We’re officially in the election already with record numbers of ballots already cast in early and absentee voting. Our goal at ElectionSOS is to provide context, not conflict as the election unfolds.
Here are the top tools and resources for journalists covering the days before Nov. 3 and beyond.
- Focus on your audience and their needs before Tuesday. That means not only reporting problems, but actionable steps people can take on their own to solve them.
Covering the Polls
- The American Press Institute’s Trusted Elections Network guide breaks down everything from preparing your audience to wait on election results to covering misinformation.
- And, if there are problems at the polls, the Reporters Committee for Freedom of the Press’ Election Legal Guide details how to report around polling places and more.
- Some local governments are better than others when it comes to voting technology. Palm Beach County, in Florida, for example, even has their early voting polling place locations broken down by wait times. What is your county’s election office doing (or not doing) to help voters?
Last-Minute Changes to Election Policy

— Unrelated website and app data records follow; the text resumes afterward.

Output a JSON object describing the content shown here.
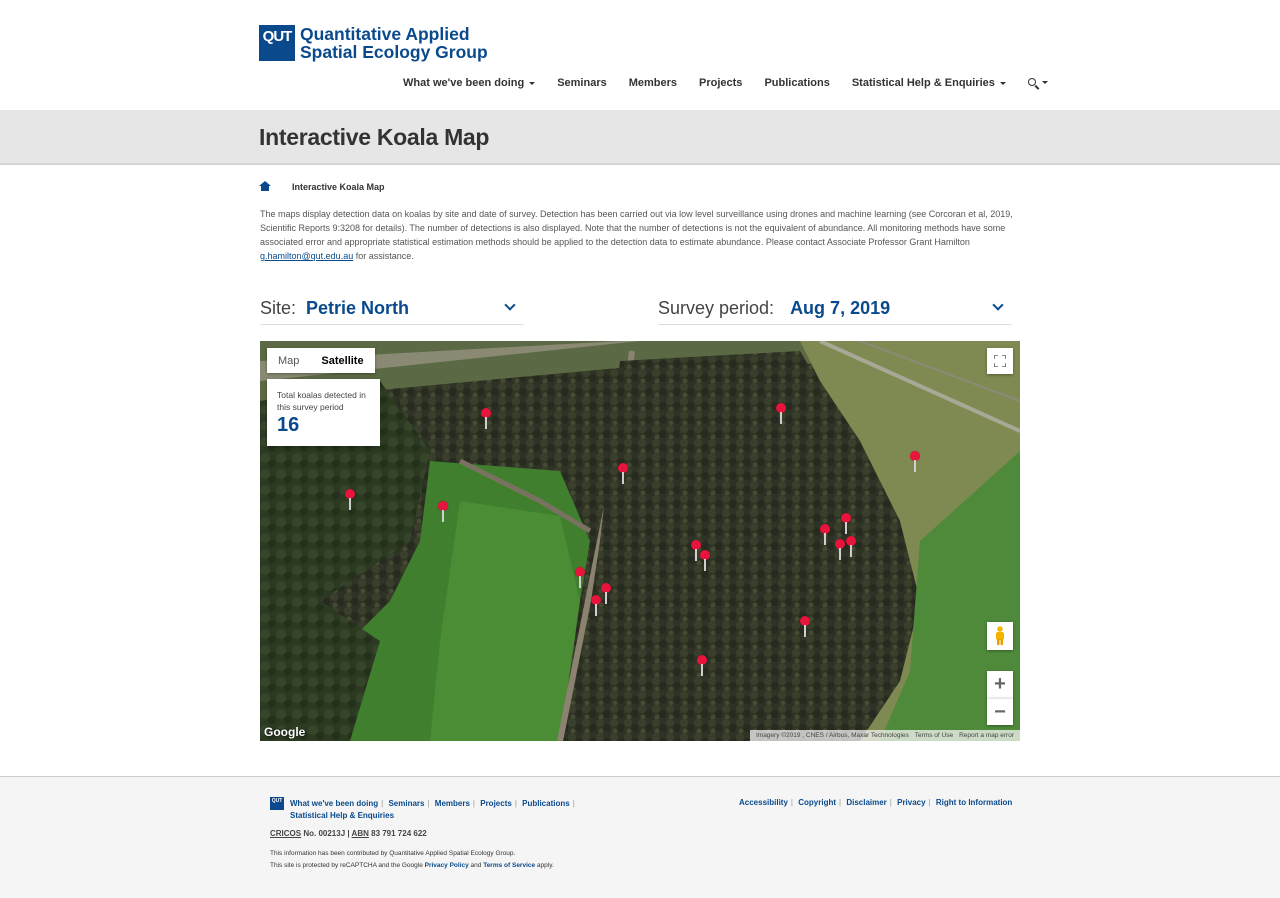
{
  "header": {
    "logo_mark": "QUT",
    "logo_line1": "Quantitative Applied",
    "logo_line2": "Spatial Ecology Group",
    "nav": [
      {
        "label": "What we've been doing",
        "dropdown": true
      },
      {
        "label": "Seminars",
        "dropdown": false
      },
      {
        "label": "Members",
        "dropdown": false
      },
      {
        "label": "Projects",
        "dropdown": false
      },
      {
        "label": "Publications",
        "dropdown": false
      },
      {
        "label": "Statistical Help & Enquiries",
        "dropdown": true
      }
    ],
    "search_icon": "search-icon"
  },
  "page": {
    "title": "Interactive Koala Map",
    "breadcrumb_current": "Interactive Koala Map",
    "intro_part1": "The maps display detection data on koalas by site and date of survey. Detection has been carried out via low level surveillance using drones and machine learning (see Corcoran et al, 2019, Scientific Reports 9:3208 for details). The number of detections is also displayed. Note that the number of detections is not the equivalent of abundance. All monitoring methods have some associated error and appropriate statistical estimation methods should be applied to the detection data to estimate abundance. Please contact Associate Professor Grant Hamilton ",
    "intro_email": "g.hamilton@qut.edu.au",
    "intro_part2": " for assistance."
  },
  "selectors": {
    "site_label": "Site:",
    "site_value": "Petrie North",
    "period_label": "Survey period:",
    "period_value": "Aug 7, 2019"
  },
  "map": {
    "toggle_map": "Map",
    "toggle_satellite": "Satellite",
    "active_type": "Satellite",
    "count_label": "Total koalas detected in this survey period",
    "count_value": "16",
    "zoom_in": "+",
    "zoom_out": "−",
    "google": "Google",
    "attribution": [
      "Imagery ©2019 , CNES / Airbus, Maxar Technologies",
      "Terms of Use",
      "Report a map error"
    ],
    "pin_color": "#e8143c"
  },
  "footer": {
    "logo_mark": "QUT",
    "links_left": [
      "What we've been doing",
      "Seminars",
      "Members",
      "Projects",
      "Publications",
      "Statistical Help & Enquiries"
    ],
    "links_right": [
      "Accessibility",
      "Copyright",
      "Disclaimer",
      "Privacy",
      "Right to Information"
    ],
    "cricos_label": "CRICOS",
    "cricos_text": " No. 00213J | ",
    "abn_label": "ABN",
    "abn_text": " 83 791 724 622",
    "note1": "This information has been contributed by Quantitative Applied Spatial Ecology Group.",
    "note2_pre": "This site is protected by reCAPTCHA and the Google ",
    "note2_privacy": "Privacy Policy",
    "note2_and": " and ",
    "note2_terms": "Terms of Service",
    "note2_post": " apply."
  },
  "colors": {
    "brand": "#0a4a8c",
    "pin": "#e8143c"
  }
}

- How the courts rule on issues in the days before the election will be critical. Recently, the U.S. Supreme Court ruled against Wisconsin extending their mail-in ballot deadline. You can track election-related lawsuits in your area, too.
- There’s plenty of election misinformation out there competing for your newsroom’s attention (or not). You don’t need to fall behind, either. First Draft News monitors for misinformation daily, so sign up for their alerts and other resources.
Messaging for Instilling Public Trust in Electoral Process
The language you use to report on the electoral process can either help or stoke the public’s fear in the days to come. Some tips:
- We break down the exact syntax to use in our Say this, Not That series. For example, say “competitive” states instead of “battleground” states.
- For voting by mail specifically, especially as election officials count these ballots, address questions and concerns early on. For example, absentee voting and vote-by-mail are the same thing.